▶ What you need to do:
Below are some records; each one is to be set down again exactly.

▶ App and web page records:

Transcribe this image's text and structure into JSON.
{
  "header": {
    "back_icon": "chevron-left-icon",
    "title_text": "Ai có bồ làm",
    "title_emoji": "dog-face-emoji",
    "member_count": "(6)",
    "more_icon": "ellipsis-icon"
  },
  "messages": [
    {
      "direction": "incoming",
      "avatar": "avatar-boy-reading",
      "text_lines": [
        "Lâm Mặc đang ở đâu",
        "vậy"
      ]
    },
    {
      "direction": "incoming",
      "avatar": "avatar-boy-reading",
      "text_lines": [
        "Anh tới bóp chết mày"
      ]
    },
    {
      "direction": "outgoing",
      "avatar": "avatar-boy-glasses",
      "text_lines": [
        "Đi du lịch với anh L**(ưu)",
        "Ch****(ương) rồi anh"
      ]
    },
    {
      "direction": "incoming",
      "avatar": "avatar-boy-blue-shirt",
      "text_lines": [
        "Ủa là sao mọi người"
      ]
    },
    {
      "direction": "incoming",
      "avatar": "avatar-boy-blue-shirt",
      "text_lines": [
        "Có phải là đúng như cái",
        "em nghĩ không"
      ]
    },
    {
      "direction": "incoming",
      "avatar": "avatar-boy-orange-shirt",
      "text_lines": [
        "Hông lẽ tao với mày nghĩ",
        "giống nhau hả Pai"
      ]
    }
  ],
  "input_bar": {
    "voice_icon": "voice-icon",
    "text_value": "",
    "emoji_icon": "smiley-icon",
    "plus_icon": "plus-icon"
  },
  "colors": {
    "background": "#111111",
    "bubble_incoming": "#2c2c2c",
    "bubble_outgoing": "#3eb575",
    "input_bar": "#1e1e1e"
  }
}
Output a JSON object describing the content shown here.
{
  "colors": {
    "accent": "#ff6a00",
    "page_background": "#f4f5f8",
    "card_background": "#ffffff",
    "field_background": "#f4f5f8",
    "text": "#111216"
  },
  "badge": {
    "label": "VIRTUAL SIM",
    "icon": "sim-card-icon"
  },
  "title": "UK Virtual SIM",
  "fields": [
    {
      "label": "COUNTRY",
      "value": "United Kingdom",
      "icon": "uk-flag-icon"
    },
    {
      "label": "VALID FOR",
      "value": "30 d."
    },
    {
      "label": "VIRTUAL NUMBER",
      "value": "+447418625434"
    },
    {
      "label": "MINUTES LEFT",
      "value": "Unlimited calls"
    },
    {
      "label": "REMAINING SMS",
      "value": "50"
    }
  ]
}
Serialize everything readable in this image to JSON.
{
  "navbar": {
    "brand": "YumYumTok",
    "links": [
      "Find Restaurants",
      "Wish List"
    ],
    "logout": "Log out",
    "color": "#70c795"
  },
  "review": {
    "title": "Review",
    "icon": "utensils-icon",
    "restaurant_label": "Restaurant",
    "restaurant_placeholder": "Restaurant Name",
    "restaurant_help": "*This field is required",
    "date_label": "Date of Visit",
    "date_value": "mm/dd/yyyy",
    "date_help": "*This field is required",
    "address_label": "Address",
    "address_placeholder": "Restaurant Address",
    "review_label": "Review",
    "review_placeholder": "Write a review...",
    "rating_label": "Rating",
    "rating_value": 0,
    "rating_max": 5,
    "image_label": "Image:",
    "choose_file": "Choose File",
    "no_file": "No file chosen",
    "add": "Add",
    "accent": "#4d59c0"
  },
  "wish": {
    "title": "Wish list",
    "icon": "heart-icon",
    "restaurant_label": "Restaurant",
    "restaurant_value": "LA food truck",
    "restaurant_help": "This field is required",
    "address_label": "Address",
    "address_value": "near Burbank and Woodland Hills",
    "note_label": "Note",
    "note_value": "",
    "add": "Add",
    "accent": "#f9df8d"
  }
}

▶ Output below:
Transcribe this image's text and structure into JSON.
{
  "header": {
    "back_icon": "chevron-left-icon",
    "title_text": "Ai có bồ làm",
    "title_emoji": "dog-face-emoji",
    "member_count": "(6)",
    "more_icon": "ellipsis-icon"
  },
  "messages": [
    {
      "direction": "incoming",
      "avatar": "avatar-boy-reading",
      "text_lines": [
        "Lâm Mặc đang ở đâu",
        "vậy"
      ]
    },
    {
      "direction": "incoming",
      "avatar": "avatar-boy-reading",
      "text_lines": [
        "Anh tới bóp chết mày"
      ]
    },
    {
      "direction": "outgoing",
      "avatar": "avatar-boy-glasses",
      "text_lines": [
        "Đi du lịch với anh L**(ưu)",
        "Ch****(ương) rồi anh"
      ]
    },
    {
      "direction": "incoming",
      "avatar": "avatar-boy-blue-shirt",
      "text_lines": [
        "Ủa là sao mọi người"
      ]
    },
    {
      "direction": "incoming",
      "avatar": "avatar-boy-blue-shirt",
      "text_lines": [
        "Có phải là đúng như cái",
        "em nghĩ không"
      ]
    },
    {
      "direction": "incoming",
      "avatar": "avatar-boy-orange-shirt",
      "text_lines": [
        "Hông lẽ tao với mày nghĩ",
        "giống nhau hả Pai"
      ]
    }
  ],
  "input_bar": {
    "voice_icon": "voice-icon",
    "text_value": "",
    "emoji_icon": "smiley-icon",
    "plus_icon": "plus-icon"
  },
  "colors": {
    "background": "#111111",
    "bubble_incoming": "#2c2c2c",
    "bubble_outgoing": "#3eb575",
    "input_bar": "#1e1e1e"
  }
}
Output a JSON object describing the content shown here.
{
  "colors": {
    "accent": "#ff6a00",
    "page_background": "#f4f5f8",
    "card_background": "#ffffff",
    "field_background": "#f4f5f8",
    "text": "#111216"
  },
  "badge": {
    "label": "VIRTUAL SIM",
    "icon": "sim-card-icon"
  },
  "title": "UK Virtual SIM",
  "fields": [
    {
      "label": "COUNTRY",
      "value": "United Kingdom",
      "icon": "uk-flag-icon"
    },
    {
      "label": "VALID FOR",
      "value": "30 d."
    },
    {
      "label": "VIRTUAL NUMBER",
      "value": "+447418625434"
    },
    {
      "label": "MINUTES LEFT",
      "value": "Unlimited calls"
    },
    {
      "label": "REMAINING SMS",
      "value": "50"
    }
  ]
}
Serialize everything readable in this image to JSON.
{
  "navbar": {
    "brand": "YumYumTok",
    "links": [
      "Find Restaurants",
      "Wish List"
    ],
    "logout": "Log out",
    "color": "#70c795"
  },
  "review": {
    "title": "Review",
    "icon": "utensils-icon",
    "restaurant_label": "Restaurant",
    "restaurant_placeholder": "Restaurant Name",
    "restaurant_help": "*This field is required",
    "date_label": "Date of Visit",
    "date_value": "mm/dd/yyyy",
    "date_help": "*This field is required",
    "address_label": "Address",
    "address_placeholder": "Restaurant Address",
    "review_label": "Review",
    "review_placeholder": "Write a review...",
    "rating_label": "Rating",
    "rating_value": 0,
    "rating_max": 5,
    "image_label": "Image:",
    "choose_file": "Choose File",
    "no_file": "No file chosen",
    "add": "Add",
    "accent": "#4d59c0"
  },
  "wish": {
    "title": "Wish list",
    "icon": "heart-icon",
    "restaurant_label": "Restaurant",
    "restaurant_value": "LA food truck",
    "restaurant_help": "This field is required",
    "address_label": "Address",
    "address_value": "near Burbank and Woodland Hills",
    "note_label": "Note",
    "note_value": "",
    "add": "Add",
    "accent": "#f9df8d"
  }
}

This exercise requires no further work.